Alexa and Google Home are no threat to regional accents – here's why
"Hey, Google. Can you understand my accent?"
"Of course. You have an incredibly pleasing dialect."
So began my Saturday morning discussion with my Google Home Mini. And while I was happy to receive a compliment about my speech, that wasn't my motivation for asking the question. Our human-to-robot chat was triggered by recent news reports claiming that voice assistants are likely to "stamp out", "kill off" and make us "lose" our regional accents, described by some as "under threat".
Another apocalyptic story about language and another call for linguists to do some myth-busting, then.
These scaremongering headlines relate to the findings of a recent survey by the Life Science Centre in Newcastle upon Tyne, which claims that 79% of visitors to its Robots – Then and Now exhibition reported altering the way they speak in order to be understood by voice assistants, such as Alexa (Amazon), Google Assistant, Siri (Apple) and Cortana (Microsoft). Crucially, these visitors also reported having regional British accents, and their perceived need to accent-shift highlights two issues.
One issue is practical. People with non-standard accents are more likely to encounter difficulties communicating when interacting with their smart speakers. The other issue is social. Speech technology appears to privilege standard accents, such as southern standard British English (also known as received pronunciation). But what's important to note is that our virtual assistants are not inherently biased. They're simply replicating the human biases on which they are modelled.
"Hey, Google. Do you like the way I speak?"
"Sorry, I can't judge.

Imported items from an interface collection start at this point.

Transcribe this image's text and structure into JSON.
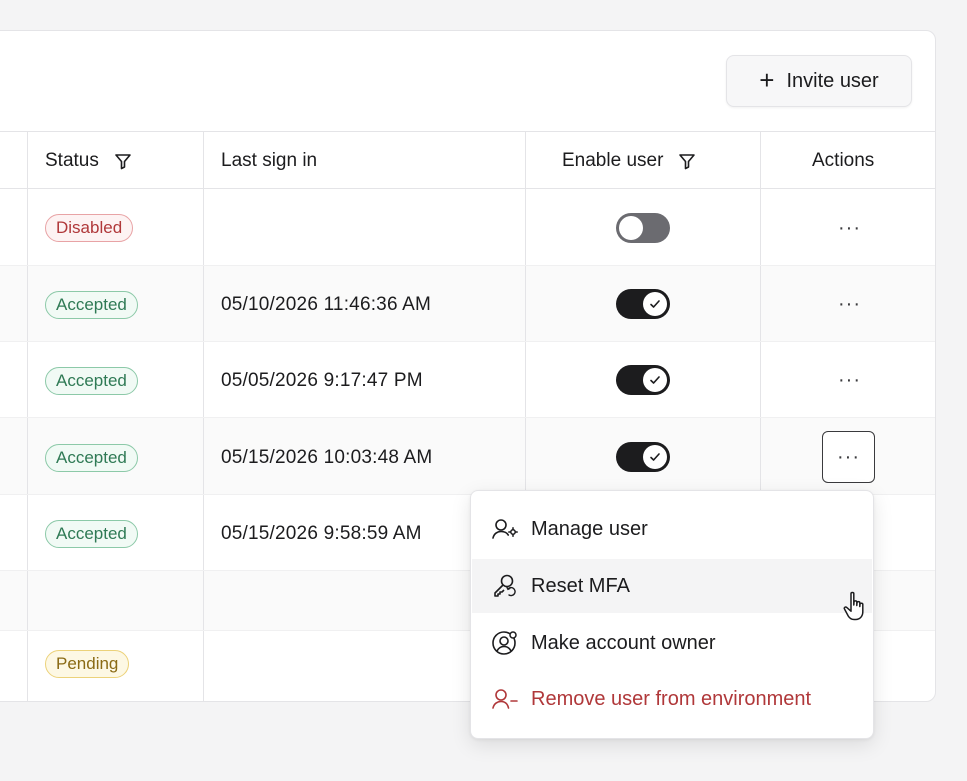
{
  "header": {
    "invite_label": "Invite user"
  },
  "columns": {
    "status": "Status",
    "last_sign_in": "Last sign in",
    "enable_user": "Enable user",
    "actions": "Actions"
  },
  "rows": [
    {
      "status": "Disabled",
      "status_type": "disabled",
      "last_sign_in": "",
      "enabled": false
    },
    {
      "status": "Accepted",
      "status_type": "accepted",
      "last_sign_in": "05/10/2026 11:46:36 AM",
      "enabled": true
    },
    {
      "status": "Accepted",
      "status_type": "accepted",
      "last_sign_in": "05/05/2026 9:17:47 PM",
      "enabled": true
    },
    {
      "status": "Accepted",
      "status_type": "accepted",
      "last_sign_in": "05/15/2026 10:03:48 AM",
      "enabled": true
    },
    {
      "status": "Accepted",
      "status_type": "accepted",
      "last_sign_in": "05/15/2026 9:58:59 AM",
      "enabled": true
    },
    {
      "status": "",
      "status_type": "",
      "last_sign_in": "",
      "enabled": null
    },
    {
      "status": "Pending",
      "status_type": "pending",
      "last_sign_in": "",
      "enabled": null
    }
  ],
  "actions_label": "···",
  "menu": {
    "items": [
      {
        "label": "Manage user",
        "icon": "user-gear-icon"
      },
      {
        "label": "Reset MFA",
        "icon": "key-reset-icon"
      },
      {
        "label": "Make account owner",
        "icon": "user-badge-icon"
      },
      {
        "label": "Remove user from environment",
        "icon": "user-minus-icon"
      }
    ]
  },
  "colors": {
    "danger": "#b0383a",
    "accepted": "#2f7a55",
    "pending": "#8a6a14",
    "toggle_on": "#1c1c1e"
  }
}
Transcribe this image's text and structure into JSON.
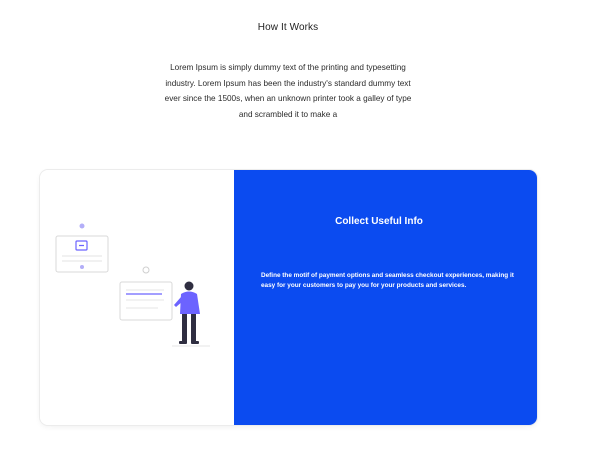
{
  "header": {
    "title": "How It Works",
    "intro": "Lorem Ipsum is simply dummy text of the printing and typesetting industry. Lorem Ipsum has been the industry's standard dummy text ever since the 1500s, when an unknown printer took a galley of type and scrambled it to make a"
  },
  "card": {
    "title": "Collect Useful Info",
    "body": "Define the motif of payment options and seamless checkout experiences, making it easy for your customers to pay you for your products and services.",
    "illustration_icon": "person-with-forms-illustration",
    "colors": {
      "panel": "#0b4bf0",
      "accent": "#6c63ff",
      "figure_dark": "#2f2e41"
    }
  }
}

But I can play you some music."
Language-based discrimination is all around us and, when we ask our devices to play our favourite song and end up with something different or with a "Sorry, I don't understand", it can leave us wondering why our voices aren't being heard and why these machines seem to be working against those of us with regional accents.
The internet abounds with clips and complaints. Scottish accents are particularly tricky for voice recognition technology, as shown by research and popularised by the comedy sketch show, Burnistoun. But we have to bear in mind that recognising the wide variety of English accents that exist is no small feat (consider the various accents spoken within your region, then consider the plethora of accents spoken in English-speaking countries worldwide and by second-language speakers of English).
Research suggests that we humans are generally good at recognising where people are from based on their accents but can sometimes struggle, usually owing to a lack of previous exposure. So it makes sense that our virtual assistants also need to gain familiarity with regional accents through linguistic input in order to recognise – or even use – accents when interacting with us.
"Hey, Google. Will smart speakers stamp out regional accents?"
"Sorry, I don't understand."
Okay, I probably pushed my Google Assistant a bit too far with this question but I was intrigued to see if it would foretell some sort of linguistic doomsday prophecy. And I was prepared to counter the end-times pessimism with the reassuring message that voice assistants won't lead to the loss of regional accents. Here are just a few reasons why.
Human-to-robot interactions are much less frequent than human-to-human interactions. The majority of our everyday talk is designed for other humans. Changing our speech a few times a day to interact with smart speakers won't influence our accents more generally.
Our "smart-speaker accents" resemble accents that we already use on a regular basis. We tend not to change our accents drastically when talking to smart speakers. We might raise our volume, speak more slowly and enunciate more. We might pronounce things differently but only slightly. And we adapt our speech in similar ways in many other contexts: making phone calls, doing job interviews, speaking to people from other cities and countries.
Accents, and the language we use more generally, are fundamental to who we are. We create and enact our identities through language and other social practices. Through our speech, we might emphasise our professionalism in some settings, and our street cred in others. Our accents are often a source of regional pride and linked with a sense of ingroup loyalty and belonging. We're not robots using an input-output model of language. We speak in certain ways because it's meaningful to do so.
So, fear not, the end of rich and varied British accents is not nigh. If anything, voice-activated artificial intelligence makes regional speech an increasingly important feature of everyday interactions. Instead of seeing voice assistants as a threat to regional accents, we might be better to embrace the challenge of teaching them our lingo.
"Hey, Google. Do you prefer to speak with a particular accent?"
"I'm afraid you'll have to put up with this one for now."
If we look at their ability to produce language, smart speakers have undoubtedly come a long way. My Google Assistant, for example, now speaks German, French, Japanese, Italian and Spanish, plus some language varieties within each category. It can respond to me with an Australian, Canadian, British, American, Indian, Singaporean or Irish accent of English (albeit mainly standard varieties at this stage, and often with glitches). In this sense, they are more representative and inclusive than ever before but, of course, there is still a way to go.
Provided by The Conversation